For this task, every record below must be reproduced exactly.
Input data below:
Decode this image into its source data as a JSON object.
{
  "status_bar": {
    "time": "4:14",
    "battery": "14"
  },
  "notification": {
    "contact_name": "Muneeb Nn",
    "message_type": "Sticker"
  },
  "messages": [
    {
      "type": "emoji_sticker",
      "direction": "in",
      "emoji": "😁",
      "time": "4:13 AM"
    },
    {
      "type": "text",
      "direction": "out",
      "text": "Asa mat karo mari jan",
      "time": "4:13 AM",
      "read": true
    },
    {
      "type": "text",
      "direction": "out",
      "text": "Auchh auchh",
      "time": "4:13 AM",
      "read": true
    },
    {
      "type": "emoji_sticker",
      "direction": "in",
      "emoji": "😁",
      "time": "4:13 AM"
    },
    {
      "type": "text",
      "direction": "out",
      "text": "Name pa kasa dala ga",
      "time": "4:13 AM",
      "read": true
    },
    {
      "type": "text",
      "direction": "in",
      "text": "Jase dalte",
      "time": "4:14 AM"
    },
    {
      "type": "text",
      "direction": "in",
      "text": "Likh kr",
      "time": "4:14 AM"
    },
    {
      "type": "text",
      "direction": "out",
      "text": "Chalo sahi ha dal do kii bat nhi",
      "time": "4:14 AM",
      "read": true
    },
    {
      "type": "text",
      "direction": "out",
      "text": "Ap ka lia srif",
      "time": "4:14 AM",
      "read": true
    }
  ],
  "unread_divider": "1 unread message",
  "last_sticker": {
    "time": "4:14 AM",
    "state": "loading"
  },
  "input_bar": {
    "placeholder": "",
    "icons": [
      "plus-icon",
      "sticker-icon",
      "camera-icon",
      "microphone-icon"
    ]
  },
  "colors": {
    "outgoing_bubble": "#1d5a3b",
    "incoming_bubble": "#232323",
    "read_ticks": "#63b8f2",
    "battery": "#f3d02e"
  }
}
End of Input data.
Result of this task:
Decode this image into its source data as a JSON object.
{
  "status_bar": {
    "time": "4:14",
    "battery": "14"
  },
  "notification": {
    "contact_name": "Muneeb Nn",
    "message_type": "Sticker"
  },
  "messages": [
    {
      "type": "emoji_sticker",
      "direction": "in",
      "emoji": "😁",
      "time": "4:13 AM"
    },
    {
      "type": "text",
      "direction": "out",
      "text": "Asa mat karo mari jan",
      "time": "4:13 AM",
      "read": true
    },
    {
      "type": "text",
      "direction": "out",
      "text": "Auchh auchh",
      "time": "4:13 AM",
      "read": true
    },
    {
      "type": "emoji_sticker",
      "direction": "in",
      "emoji": "😁",
      "time": "4:13 AM"
    },
    {
      "type": "text",
      "direction": "out",
      "text": "Name pa kasa dala ga",
      "time": "4:13 AM",
      "read": true
    },
    {
      "type": "text",
      "direction": "in",
      "text": "Jase dalte",
      "time": "4:14 AM"
    },
    {
      "type": "text",
      "direction": "in",
      "text": "Likh kr",
      "time": "4:14 AM"
    },
    {
      "type": "text",
      "direction": "out",
      "text": "Chalo sahi ha dal do kii bat nhi",
      "time": "4:14 AM",
      "read": true
    },
    {
      "type": "text",
      "direction": "out",
      "text": "Ap ka lia srif",
      "time": "4:14 AM",
      "read": true
    }
  ],
  "unread_divider": "1 unread message",
  "last_sticker": {
    "time": "4:14 AM",
    "state": "loading"
  },
  "input_bar": {
    "placeholder": "",
    "icons": [
      "plus-icon",
      "sticker-icon",
      "camera-icon",
      "microphone-icon"
    ]
  },
  "colors": {
    "outgoing_bubble": "#1d5a3b",
    "incoming_bubble": "#232323",
    "read_ticks": "#63b8f2",
    "battery": "#f3d02e"
  }
}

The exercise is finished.